- **EXERCISE REQUIREMENTS**
Please report, as a single number, how many lines in the entries include the string "position".

Records contained in a dataset:
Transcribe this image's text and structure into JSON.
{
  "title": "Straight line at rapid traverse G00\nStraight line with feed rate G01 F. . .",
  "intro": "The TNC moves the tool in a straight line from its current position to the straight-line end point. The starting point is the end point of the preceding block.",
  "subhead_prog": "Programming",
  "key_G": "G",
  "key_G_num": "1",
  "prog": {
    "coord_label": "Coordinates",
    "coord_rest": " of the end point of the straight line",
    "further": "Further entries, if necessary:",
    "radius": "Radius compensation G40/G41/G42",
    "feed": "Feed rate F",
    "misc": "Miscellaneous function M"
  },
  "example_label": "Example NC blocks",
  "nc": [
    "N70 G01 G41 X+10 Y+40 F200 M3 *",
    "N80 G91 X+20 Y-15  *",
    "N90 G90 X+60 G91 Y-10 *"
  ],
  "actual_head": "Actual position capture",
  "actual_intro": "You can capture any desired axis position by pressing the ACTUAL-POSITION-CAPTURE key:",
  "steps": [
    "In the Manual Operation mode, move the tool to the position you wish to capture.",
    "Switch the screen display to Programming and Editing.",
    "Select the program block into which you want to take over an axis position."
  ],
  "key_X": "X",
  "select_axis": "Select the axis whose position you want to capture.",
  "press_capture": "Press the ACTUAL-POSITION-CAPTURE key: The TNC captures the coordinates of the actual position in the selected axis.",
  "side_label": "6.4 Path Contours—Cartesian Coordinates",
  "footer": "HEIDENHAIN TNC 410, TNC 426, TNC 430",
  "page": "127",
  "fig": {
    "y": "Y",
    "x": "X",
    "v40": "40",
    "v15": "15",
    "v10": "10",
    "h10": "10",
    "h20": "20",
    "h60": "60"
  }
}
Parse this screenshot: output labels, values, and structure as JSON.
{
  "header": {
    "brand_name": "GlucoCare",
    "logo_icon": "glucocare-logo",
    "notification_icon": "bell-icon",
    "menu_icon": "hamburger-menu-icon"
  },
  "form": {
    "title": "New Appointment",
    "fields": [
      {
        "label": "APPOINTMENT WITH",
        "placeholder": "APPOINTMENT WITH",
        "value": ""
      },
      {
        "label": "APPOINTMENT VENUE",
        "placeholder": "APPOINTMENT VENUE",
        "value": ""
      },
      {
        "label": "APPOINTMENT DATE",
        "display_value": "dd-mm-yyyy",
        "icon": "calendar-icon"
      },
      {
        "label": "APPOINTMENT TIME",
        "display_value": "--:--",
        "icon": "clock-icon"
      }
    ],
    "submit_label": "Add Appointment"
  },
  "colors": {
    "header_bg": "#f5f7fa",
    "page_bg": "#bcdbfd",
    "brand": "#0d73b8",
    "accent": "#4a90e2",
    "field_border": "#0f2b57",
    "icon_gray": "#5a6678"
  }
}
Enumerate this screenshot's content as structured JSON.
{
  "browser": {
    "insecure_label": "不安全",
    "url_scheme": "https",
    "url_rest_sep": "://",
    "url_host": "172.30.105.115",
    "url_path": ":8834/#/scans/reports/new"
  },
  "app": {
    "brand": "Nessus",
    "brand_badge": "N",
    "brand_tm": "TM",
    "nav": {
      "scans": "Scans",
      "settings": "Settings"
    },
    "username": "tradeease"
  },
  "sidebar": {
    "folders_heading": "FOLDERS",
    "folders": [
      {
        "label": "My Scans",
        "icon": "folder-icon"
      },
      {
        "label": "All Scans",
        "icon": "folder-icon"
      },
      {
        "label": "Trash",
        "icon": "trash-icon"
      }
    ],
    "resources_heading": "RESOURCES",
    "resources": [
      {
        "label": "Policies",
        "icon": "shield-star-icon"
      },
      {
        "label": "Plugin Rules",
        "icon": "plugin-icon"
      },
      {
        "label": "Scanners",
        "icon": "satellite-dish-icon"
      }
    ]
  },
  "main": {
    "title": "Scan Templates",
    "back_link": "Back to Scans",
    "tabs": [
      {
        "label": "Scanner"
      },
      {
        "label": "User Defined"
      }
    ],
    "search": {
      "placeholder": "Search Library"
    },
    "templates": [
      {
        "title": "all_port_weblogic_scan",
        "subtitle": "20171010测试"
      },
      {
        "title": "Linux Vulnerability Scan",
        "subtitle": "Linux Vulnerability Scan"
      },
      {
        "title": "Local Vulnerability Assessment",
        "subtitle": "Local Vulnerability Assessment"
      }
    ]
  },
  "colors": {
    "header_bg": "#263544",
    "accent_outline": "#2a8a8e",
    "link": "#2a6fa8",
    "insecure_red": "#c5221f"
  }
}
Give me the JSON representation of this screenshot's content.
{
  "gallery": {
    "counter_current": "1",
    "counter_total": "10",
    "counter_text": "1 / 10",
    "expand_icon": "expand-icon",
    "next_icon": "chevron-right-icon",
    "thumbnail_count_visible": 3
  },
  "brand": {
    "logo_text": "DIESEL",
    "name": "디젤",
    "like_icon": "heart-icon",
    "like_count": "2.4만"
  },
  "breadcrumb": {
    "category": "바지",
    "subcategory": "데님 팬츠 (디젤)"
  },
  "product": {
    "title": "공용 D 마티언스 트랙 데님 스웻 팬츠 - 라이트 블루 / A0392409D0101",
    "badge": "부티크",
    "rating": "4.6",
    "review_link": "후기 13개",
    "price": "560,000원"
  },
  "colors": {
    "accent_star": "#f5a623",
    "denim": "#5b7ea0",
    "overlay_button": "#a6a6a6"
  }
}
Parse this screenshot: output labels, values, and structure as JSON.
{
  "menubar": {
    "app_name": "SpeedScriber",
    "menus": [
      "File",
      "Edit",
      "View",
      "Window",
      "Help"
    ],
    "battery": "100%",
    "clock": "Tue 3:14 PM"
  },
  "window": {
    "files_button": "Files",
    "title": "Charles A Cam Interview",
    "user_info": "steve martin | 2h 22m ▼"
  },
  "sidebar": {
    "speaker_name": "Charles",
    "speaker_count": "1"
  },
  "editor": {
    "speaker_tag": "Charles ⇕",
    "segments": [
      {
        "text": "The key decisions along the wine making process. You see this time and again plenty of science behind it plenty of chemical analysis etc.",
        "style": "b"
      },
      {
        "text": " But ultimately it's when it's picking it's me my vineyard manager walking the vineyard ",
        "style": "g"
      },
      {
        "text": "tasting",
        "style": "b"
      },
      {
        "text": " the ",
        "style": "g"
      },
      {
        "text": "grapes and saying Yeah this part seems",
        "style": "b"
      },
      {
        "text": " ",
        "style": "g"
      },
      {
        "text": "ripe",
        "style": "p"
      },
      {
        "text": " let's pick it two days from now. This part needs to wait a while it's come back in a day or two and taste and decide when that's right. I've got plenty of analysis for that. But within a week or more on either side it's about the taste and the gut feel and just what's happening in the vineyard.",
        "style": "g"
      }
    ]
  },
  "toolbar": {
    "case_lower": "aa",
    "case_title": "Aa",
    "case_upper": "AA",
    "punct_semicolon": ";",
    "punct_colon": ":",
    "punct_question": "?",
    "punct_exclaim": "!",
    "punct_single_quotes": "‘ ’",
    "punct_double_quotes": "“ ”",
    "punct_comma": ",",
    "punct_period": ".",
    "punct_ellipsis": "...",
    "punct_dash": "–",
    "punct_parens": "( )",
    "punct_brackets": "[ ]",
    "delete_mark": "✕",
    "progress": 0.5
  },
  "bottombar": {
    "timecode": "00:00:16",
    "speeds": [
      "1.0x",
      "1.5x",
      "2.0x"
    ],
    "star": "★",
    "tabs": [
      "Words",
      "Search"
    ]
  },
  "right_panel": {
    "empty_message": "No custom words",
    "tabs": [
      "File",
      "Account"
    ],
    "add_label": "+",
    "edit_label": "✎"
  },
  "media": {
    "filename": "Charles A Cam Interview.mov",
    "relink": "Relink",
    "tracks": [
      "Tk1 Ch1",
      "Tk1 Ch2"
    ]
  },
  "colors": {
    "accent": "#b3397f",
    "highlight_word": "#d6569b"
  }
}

- **ANSWER TO THIS EXERCISE**
7